Kristen Carlson Accardi (1):
  ACPI: make bay depend on dock

Krzysztof Halasa (1):
  [HDLC] Fix dev-header_cache_update having a random value.

Lee Schermerhorn (1):
  [IA64] always build arch/ia64/lib/xor.o

Li Yang (2):
  ucc_geth: Fix BD processing
  ucc_geth: returns NETDEV_TX_BUSY when BD ring is full

Liam Girdwood (1):
  [ALSA] soc - WM9712 PCM volume

Linsys Contractor Mithlesh Thukral (2):
  NetXen: Updates, removal of unsupported features and minor bug fixes.
  NetXen: Fix second rmmod failure observed on PowerPC machines.

Linus Torvalds (2):
  Revert [PATCH] LOG2: Alter get_order() so that it can make use of 
ilog2() on a constant
  Linux 2.6.21-rc3

Maciej W. Rozycki (1):
  dz: remove struct pt_regs references

Magnus Damm (2):
  ide-cs: Update device table
  [IA64] kexec: Use EFI_LOADER_DATA for ELF core header

Marcel Holtmann (1):
  Fix buffer overflow in Omnikey CardMan 4040 driver (CVE-2007-0005)

Marek Vašut (1):
  ARM: OMAP: OMAP310 Serial

Mark Gross (1):
  minor updat to tlclk Kconfig entry

Mark Lord (2):
  sdhci: make isr tolerant of read errors
  Fix 2.6.21 rfcomm lockups

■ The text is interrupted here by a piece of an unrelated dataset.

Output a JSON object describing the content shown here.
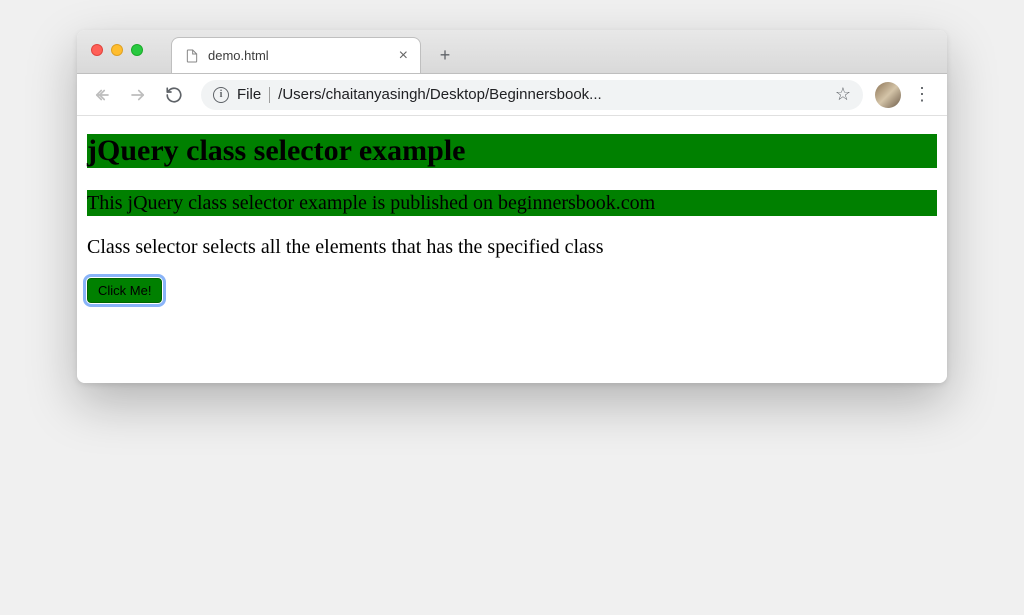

Markus Rechberger (1):
  KVM: Use page_private()/set_page_private() apis

Martin Schwidefsky (1):
  [S390] kprobes breaks BUG_ON

Matthew Percival (1):
  ARM: OMAP: dmtimer.c omap1 register fix

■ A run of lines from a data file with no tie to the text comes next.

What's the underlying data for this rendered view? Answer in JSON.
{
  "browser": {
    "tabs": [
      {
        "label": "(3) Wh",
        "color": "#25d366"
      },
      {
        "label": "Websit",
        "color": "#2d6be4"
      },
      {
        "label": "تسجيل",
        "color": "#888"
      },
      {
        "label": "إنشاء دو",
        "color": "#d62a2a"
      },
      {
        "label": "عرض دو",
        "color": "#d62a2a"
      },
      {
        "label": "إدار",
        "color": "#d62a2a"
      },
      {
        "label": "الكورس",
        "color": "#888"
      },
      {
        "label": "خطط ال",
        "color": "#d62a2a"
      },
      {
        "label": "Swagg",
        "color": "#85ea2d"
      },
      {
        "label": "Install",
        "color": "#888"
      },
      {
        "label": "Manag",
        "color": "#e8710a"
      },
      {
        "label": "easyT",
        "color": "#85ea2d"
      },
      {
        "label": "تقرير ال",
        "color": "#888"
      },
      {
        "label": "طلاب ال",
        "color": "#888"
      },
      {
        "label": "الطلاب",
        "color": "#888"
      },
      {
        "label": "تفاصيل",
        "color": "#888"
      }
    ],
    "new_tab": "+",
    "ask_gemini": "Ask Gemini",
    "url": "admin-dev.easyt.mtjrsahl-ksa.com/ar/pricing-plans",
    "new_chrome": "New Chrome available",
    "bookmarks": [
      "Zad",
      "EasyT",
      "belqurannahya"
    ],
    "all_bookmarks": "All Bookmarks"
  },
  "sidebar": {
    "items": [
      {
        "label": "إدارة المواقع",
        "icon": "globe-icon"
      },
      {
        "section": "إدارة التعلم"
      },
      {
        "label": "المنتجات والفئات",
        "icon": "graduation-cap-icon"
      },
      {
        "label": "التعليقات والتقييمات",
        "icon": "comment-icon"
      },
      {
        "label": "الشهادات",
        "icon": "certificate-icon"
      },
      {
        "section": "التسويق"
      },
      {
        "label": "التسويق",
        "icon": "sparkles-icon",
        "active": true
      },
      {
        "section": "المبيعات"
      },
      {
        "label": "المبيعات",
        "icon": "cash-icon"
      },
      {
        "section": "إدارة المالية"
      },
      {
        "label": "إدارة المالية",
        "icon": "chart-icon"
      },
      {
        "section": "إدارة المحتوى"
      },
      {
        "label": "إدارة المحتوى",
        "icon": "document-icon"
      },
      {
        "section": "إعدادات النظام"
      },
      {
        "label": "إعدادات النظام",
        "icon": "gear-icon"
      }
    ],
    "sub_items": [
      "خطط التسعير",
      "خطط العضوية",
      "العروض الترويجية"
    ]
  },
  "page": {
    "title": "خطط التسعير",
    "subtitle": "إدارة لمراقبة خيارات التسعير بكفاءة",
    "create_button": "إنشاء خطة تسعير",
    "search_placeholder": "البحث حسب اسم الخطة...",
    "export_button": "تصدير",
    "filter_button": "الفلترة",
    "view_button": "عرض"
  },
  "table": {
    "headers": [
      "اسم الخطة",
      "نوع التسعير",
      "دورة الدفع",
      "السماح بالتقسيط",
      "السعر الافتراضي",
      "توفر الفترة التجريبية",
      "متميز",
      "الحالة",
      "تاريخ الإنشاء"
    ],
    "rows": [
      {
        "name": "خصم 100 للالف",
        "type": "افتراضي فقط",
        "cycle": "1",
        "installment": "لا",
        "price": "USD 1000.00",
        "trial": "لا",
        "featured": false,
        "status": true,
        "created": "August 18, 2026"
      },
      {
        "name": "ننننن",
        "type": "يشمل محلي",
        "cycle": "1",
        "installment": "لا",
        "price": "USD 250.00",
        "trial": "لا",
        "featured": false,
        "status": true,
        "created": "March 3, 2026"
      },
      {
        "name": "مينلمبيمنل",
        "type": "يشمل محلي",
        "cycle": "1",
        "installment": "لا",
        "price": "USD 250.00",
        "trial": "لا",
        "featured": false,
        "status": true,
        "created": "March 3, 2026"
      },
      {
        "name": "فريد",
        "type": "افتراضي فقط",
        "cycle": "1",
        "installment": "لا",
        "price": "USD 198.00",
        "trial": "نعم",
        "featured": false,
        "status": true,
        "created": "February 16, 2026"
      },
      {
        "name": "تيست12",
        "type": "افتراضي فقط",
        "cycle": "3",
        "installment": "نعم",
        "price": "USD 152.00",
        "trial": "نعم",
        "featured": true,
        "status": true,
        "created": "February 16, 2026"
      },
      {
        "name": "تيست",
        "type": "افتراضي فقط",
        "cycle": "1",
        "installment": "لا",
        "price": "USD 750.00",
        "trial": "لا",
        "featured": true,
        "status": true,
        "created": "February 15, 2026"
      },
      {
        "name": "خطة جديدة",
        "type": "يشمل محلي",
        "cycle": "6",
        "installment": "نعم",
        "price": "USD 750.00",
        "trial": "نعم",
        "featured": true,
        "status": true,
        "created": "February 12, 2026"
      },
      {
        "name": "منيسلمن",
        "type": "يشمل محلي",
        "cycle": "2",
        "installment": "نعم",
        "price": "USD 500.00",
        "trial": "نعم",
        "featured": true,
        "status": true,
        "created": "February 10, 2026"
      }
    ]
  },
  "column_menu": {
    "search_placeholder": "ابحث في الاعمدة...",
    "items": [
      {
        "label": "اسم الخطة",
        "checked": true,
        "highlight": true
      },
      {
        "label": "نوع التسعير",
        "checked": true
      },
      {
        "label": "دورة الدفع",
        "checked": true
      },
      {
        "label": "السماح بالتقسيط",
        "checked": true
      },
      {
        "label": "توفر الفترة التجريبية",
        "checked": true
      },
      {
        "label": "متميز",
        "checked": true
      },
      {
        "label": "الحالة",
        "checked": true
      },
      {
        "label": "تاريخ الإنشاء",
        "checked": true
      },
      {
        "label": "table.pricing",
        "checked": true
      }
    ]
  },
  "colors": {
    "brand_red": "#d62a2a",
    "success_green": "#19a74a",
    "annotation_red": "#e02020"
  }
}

Maxim Levitsky (3):
  dmfe: trivial/spelling fixes
  dmfe: fix two bugs
  dmfe: Fix link detection

Michael Halcrow (4):
  eCryptfs: resolve lower page unlocking problem
  eCryptfs: set O_LARGEFILE when opening lower file
  eCryptfs: remove unnecessary flush_dcache_page()
  eCryptfs: no path_release() after path_lookup() error

Michael Holzheu (1):
  [S390] tape: Compression overwrites crypto setting

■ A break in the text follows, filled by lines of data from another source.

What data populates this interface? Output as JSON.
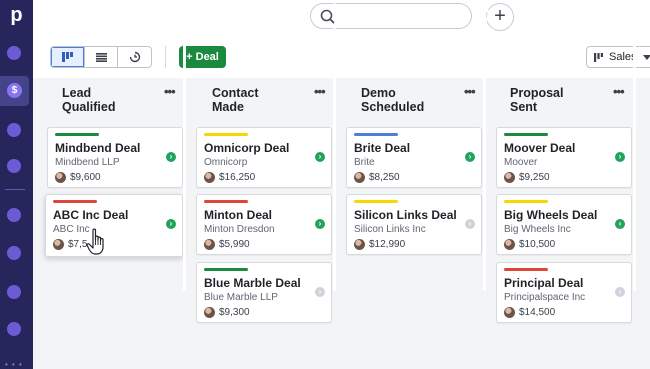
{
  "sidebar": {
    "logo": "p",
    "deals_icon": "$",
    "more": "• • •"
  },
  "topbar": {
    "search_icon": "search-icon",
    "add_label": "+"
  },
  "toolbar": {
    "views": [
      "kanban-view-icon",
      "list-view-icon",
      "forecast-view-icon"
    ],
    "deal_button": "+ Deal",
    "pipeline": "Sales"
  },
  "colors": {
    "sidebar": "#26265c",
    "accent": "#1a8a3f",
    "bar_green": "#1a8a3f",
    "bar_yellow": "#f5d800",
    "bar_red": "#e0453a",
    "bar_blue": "#4d7fd6"
  },
  "stages": [
    {
      "title": "Lead\nQualified",
      "menu": "•••",
      "cards": [
        {
          "title": "Mindbend Deal",
          "org": "Mindbend LLP",
          "amount": "$9,600",
          "bar": "green",
          "status": "go"
        },
        {
          "title": "ABC Inc Deal",
          "org": "ABC Inc",
          "amount": "$7,5",
          "bar": "red",
          "status": "go"
        }
      ]
    },
    {
      "title": "Contact\nMade",
      "menu": "•••",
      "cards": [
        {
          "title": "Omnicorp Deal",
          "org": "Omnicorp",
          "amount": "$16,250",
          "bar": "yellow",
          "status": "go"
        },
        {
          "title": "Minton Deal",
          "org": "Minton Dresdon",
          "amount": "$5,990",
          "bar": "red",
          "status": "go"
        },
        {
          "title": "Blue Marble Deal",
          "org": "Blue Marble LLP",
          "amount": "$9,300",
          "bar": "green",
          "status": "idle"
        }
      ]
    },
    {
      "title": "Demo\nScheduled",
      "menu": "•••",
      "cards": [
        {
          "title": "Brite Deal",
          "org": "Brite",
          "amount": "$8,250",
          "bar": "blue",
          "status": "go"
        },
        {
          "title": "Silicon Links Deal",
          "org": "Silicon Links Inc",
          "amount": "$12,990",
          "bar": "yellow",
          "status": "idle"
        }
      ]
    },
    {
      "title": "Proposal\nSent",
      "menu": "•••",
      "cards": [
        {
          "title": "Moover Deal",
          "org": "Moover",
          "amount": "$9,250",
          "bar": "green",
          "status": "go"
        },
        {
          "title": "Big Wheels Deal",
          "org": "Big Wheels Inc",
          "amount": "$10,500",
          "bar": "yellow",
          "status": "go"
        },
        {
          "title": "Principal Deal",
          "org": "Principalspace Inc",
          "amount": "$14,500",
          "bar": "red",
          "status": "idle"
        }
      ]
    }
  ]
}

Michael Krufky (2):
  V4L/DVB (5295): Digitv: open nxt6000 i2c_gate for TDED4 tuner handling
  V4L/DVB (5260): Cx88-blackbird: allow usage of both 376836 and 262144 
sized firmware images

Michal Miroslaw (5):
  [NETFILTER]: nfnetlink_log: fix reference leak
  [NETFILTER]: nfnetlink_log: fix use after free
  [NETFILTER]: nfnetlink_log: fix NULL pointer dereference
  [NETFILTER]: nfnetlink_log: fix possible NULL pointer dereference
  [NETFILTER]: nfnetlink_log: fix reference counting

Michal Piotrowski (1):
  char/epca.c